**TRY IT**
Lines of the listing that contain "damages" need to be copied.

**MATERIAL PROVIDED**
= Beginning of Section =

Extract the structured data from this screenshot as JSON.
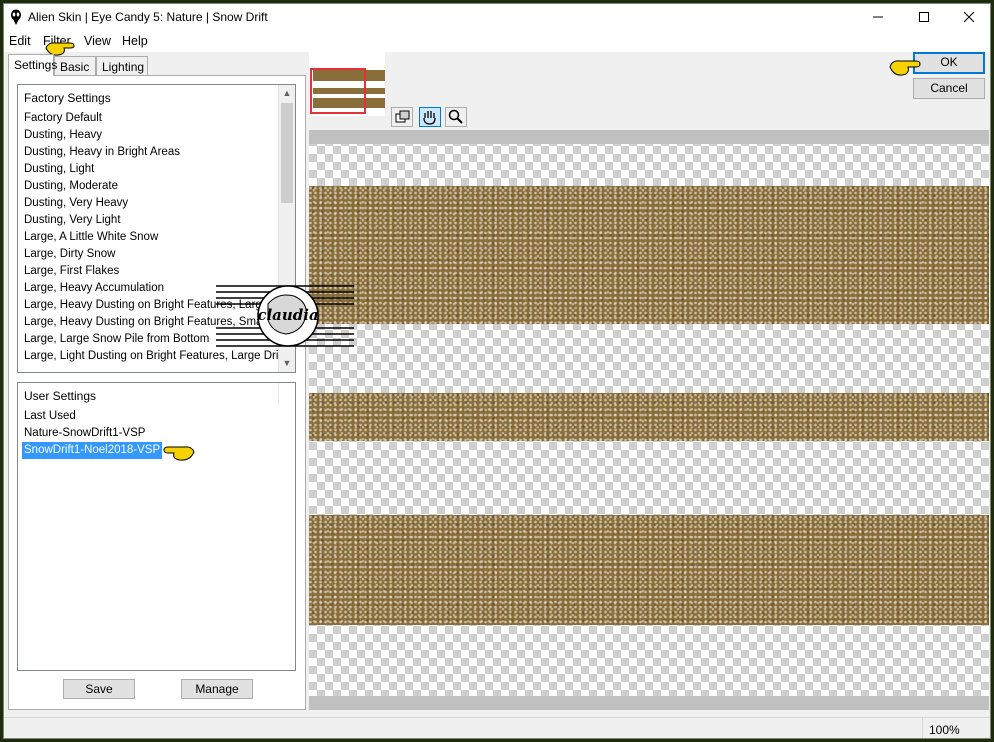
{
  "window": {
    "title": "Alien Skin | Eye Candy 5: Nature | Snow Drift",
    "controls": [
      "minimize",
      "maximize",
      "close"
    ]
  },
  "menu": [
    "Edit",
    "Filter",
    "View",
    "Help"
  ],
  "tabs": [
    "Settings",
    "Basic",
    "Lighting"
  ],
  "factory_settings": {
    "header": "Factory Settings",
    "items": [
      "Factory Default",
      "Dusting, Heavy",
      "Dusting, Heavy in Bright Areas",
      "Dusting, Light",
      "Dusting, Moderate",
      "Dusting, Very Heavy",
      "Dusting, Very Light",
      "Large, A Little White Snow",
      "Large, Dirty Snow",
      "Large, First Flakes",
      "Large, Heavy Accumulation",
      "Large, Heavy Dusting on Bright Features, Large Drift",
      "Large, Heavy Dusting on Bright Features, Small Drift",
      "Large, Large Snow Pile from Bottom",
      "Large, Light Dusting on Bright Features, Large Drift"
    ]
  },
  "user_settings": {
    "header": "User Settings",
    "items": [
      "Last Used",
      "Nature-SnowDrift1-VSP",
      "SnowDrift1-Noel2018-VSP"
    ],
    "selected": "SnowDrift1-Noel2018-VSP"
  },
  "buttons": {
    "save": "Save",
    "manage": "Manage",
    "ok": "OK",
    "cancel": "Cancel"
  },
  "tools": [
    "navigate-icon",
    "hand-icon",
    "zoom-icon"
  ],
  "status": {
    "zoom": "100%"
  },
  "watermark_text": "claudia",
  "colors": {
    "snow": "#8a6e3a",
    "selection": "#3399ff",
    "accent": "#0078d7",
    "pointer": "#f5d200"
  }
}
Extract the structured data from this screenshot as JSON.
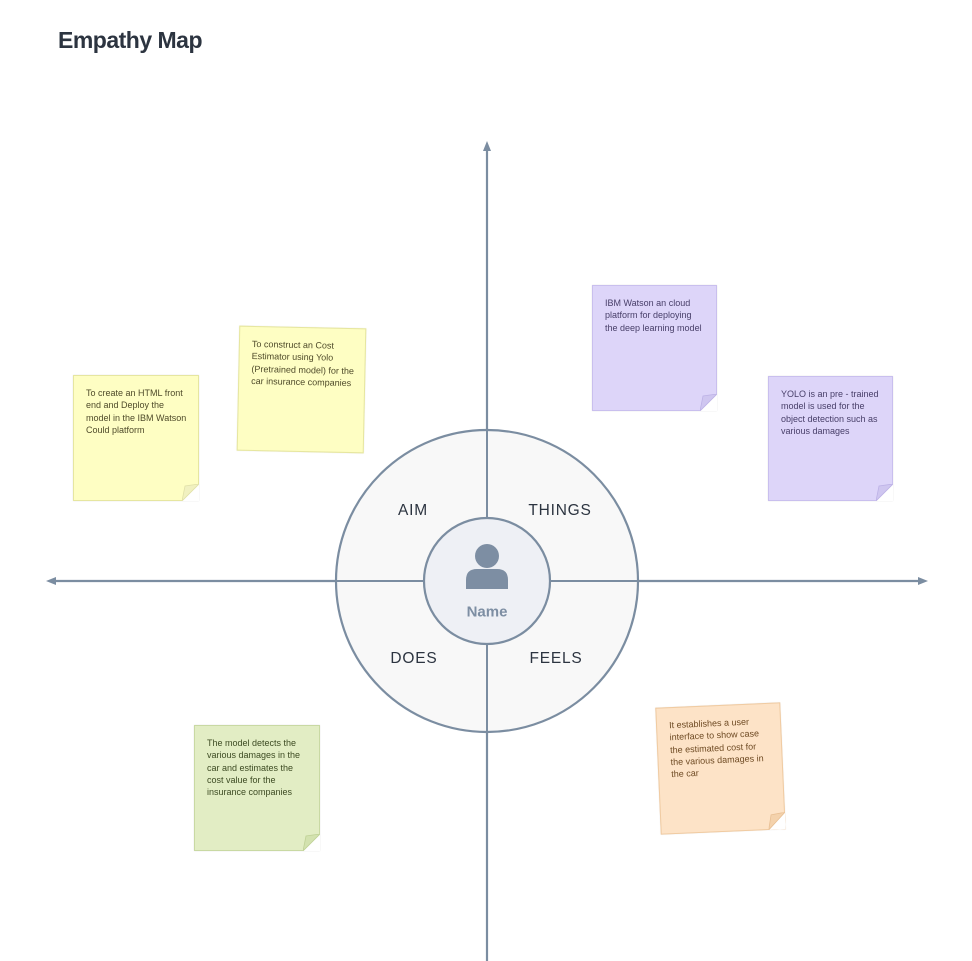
{
  "title": "Empathy Map",
  "center": {
    "name": "Name",
    "icon": "user-avatar-icon"
  },
  "quadrants": {
    "aim": "AIM",
    "things": "THINGS",
    "does": "DOES",
    "feels": "FEELS"
  },
  "colors": {
    "axis": "#7b8da1",
    "circle_fill": "#f8f8f8",
    "inner_fill": "#eef0f5",
    "note_yellow": "#fefec3",
    "note_purple": "#ddd5f9",
    "note_green": "#e2edc4",
    "note_orange": "#fde3c7"
  },
  "notes": [
    {
      "id": "aim-note-1",
      "quadrant": "AIM",
      "color": "yellow",
      "text": "To create an HTML front end and Deploy the model in the IBM Watson Could platform"
    },
    {
      "id": "aim-note-2",
      "quadrant": "AIM",
      "color": "yellow",
      "text": "To construct an Cost Estimator using Yolo (Pretrained model) for the car insurance companies"
    },
    {
      "id": "things-note-1",
      "quadrant": "THINGS",
      "color": "purple",
      "text": "IBM Watson an cloud platform for deploying the deep learning model"
    },
    {
      "id": "things-note-2",
      "quadrant": "THINGS",
      "color": "purple",
      "text": "YOLO is an pre - trained model is used for the object detection such as various damages"
    },
    {
      "id": "does-note-1",
      "quadrant": "DOES",
      "color": "green",
      "text": "The model detects the various damages in the car and estimates the cost value for the insurance companies"
    },
    {
      "id": "feels-note-1",
      "quadrant": "FEELS",
      "color": "orange",
      "text": "It establishes a user interface to show case the estimated cost for the various damages in the car"
    }
  ]
}
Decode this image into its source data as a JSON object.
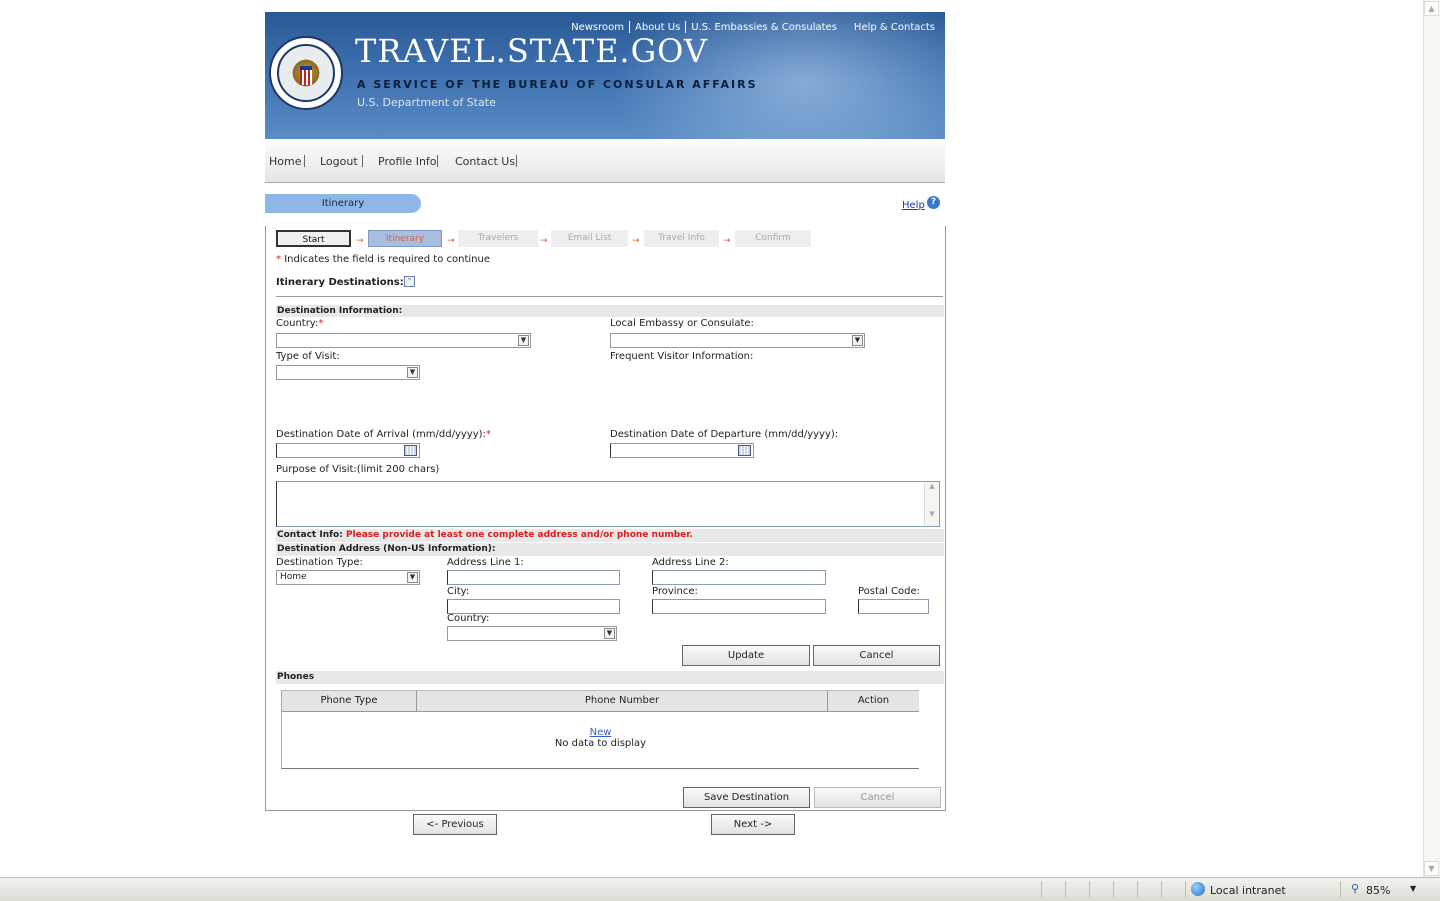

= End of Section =

**TASK OUTPUT**
      "text": "YOLO is an pre - trained model is used for the object detection such as various damages"
      "text": "The model detects the various damages in the car and estimates the cost value for the insurance companies"
      "text": "It establishes a user interface to show case the estimated cost for the various damages in the car"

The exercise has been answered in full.